[Items listed in a dataset]
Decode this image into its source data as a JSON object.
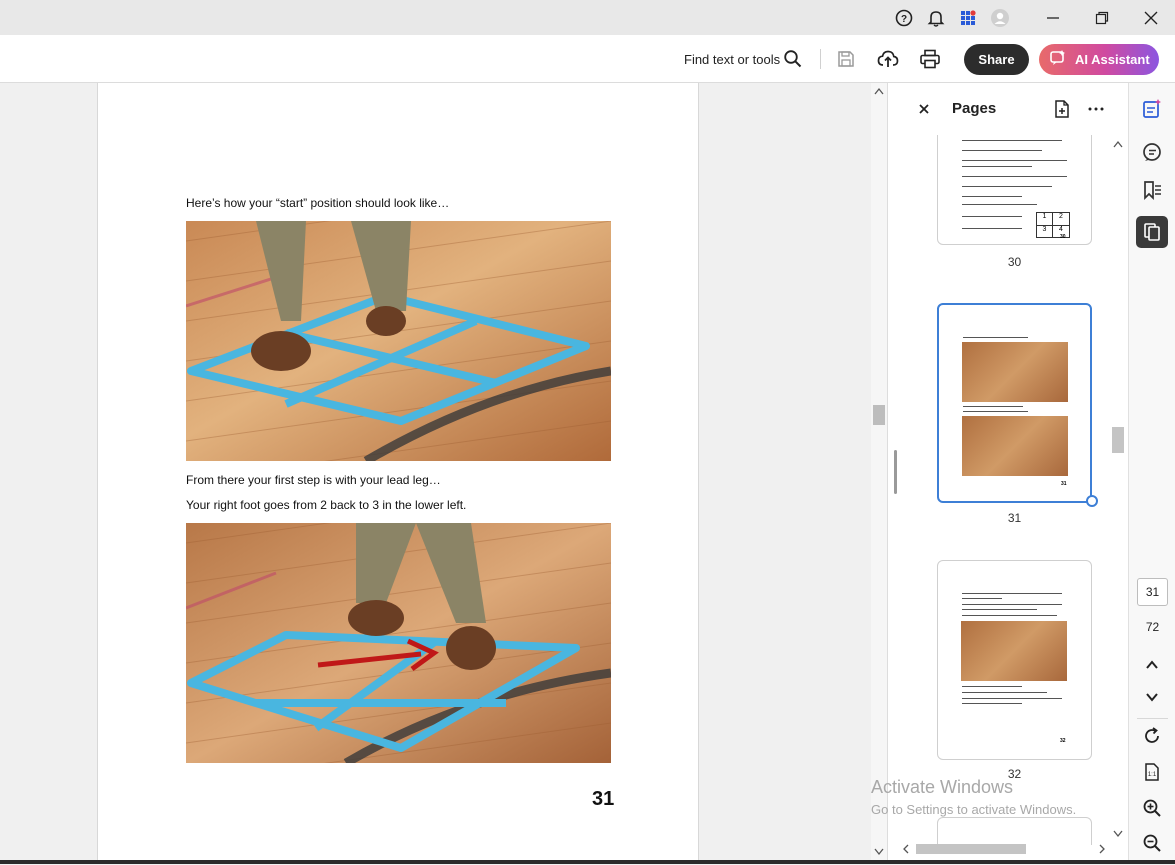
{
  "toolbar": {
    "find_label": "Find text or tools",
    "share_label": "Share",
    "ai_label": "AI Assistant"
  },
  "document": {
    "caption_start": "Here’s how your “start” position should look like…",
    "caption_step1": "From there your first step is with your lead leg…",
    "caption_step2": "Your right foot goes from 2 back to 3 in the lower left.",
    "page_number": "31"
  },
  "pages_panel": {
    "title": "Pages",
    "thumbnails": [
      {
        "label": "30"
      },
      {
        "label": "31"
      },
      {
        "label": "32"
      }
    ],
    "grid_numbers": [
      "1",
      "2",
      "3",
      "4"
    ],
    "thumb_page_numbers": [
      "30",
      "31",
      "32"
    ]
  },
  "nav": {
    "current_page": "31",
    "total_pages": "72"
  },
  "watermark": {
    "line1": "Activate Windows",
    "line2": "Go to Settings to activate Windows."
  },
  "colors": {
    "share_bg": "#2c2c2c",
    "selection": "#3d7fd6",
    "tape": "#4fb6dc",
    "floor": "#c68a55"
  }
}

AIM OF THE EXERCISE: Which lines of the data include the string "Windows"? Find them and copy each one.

SOLUTION TO THE PROBLEM:
    "line1": "Activate Windows",
    "line2": "Go to Settings to activate Windows."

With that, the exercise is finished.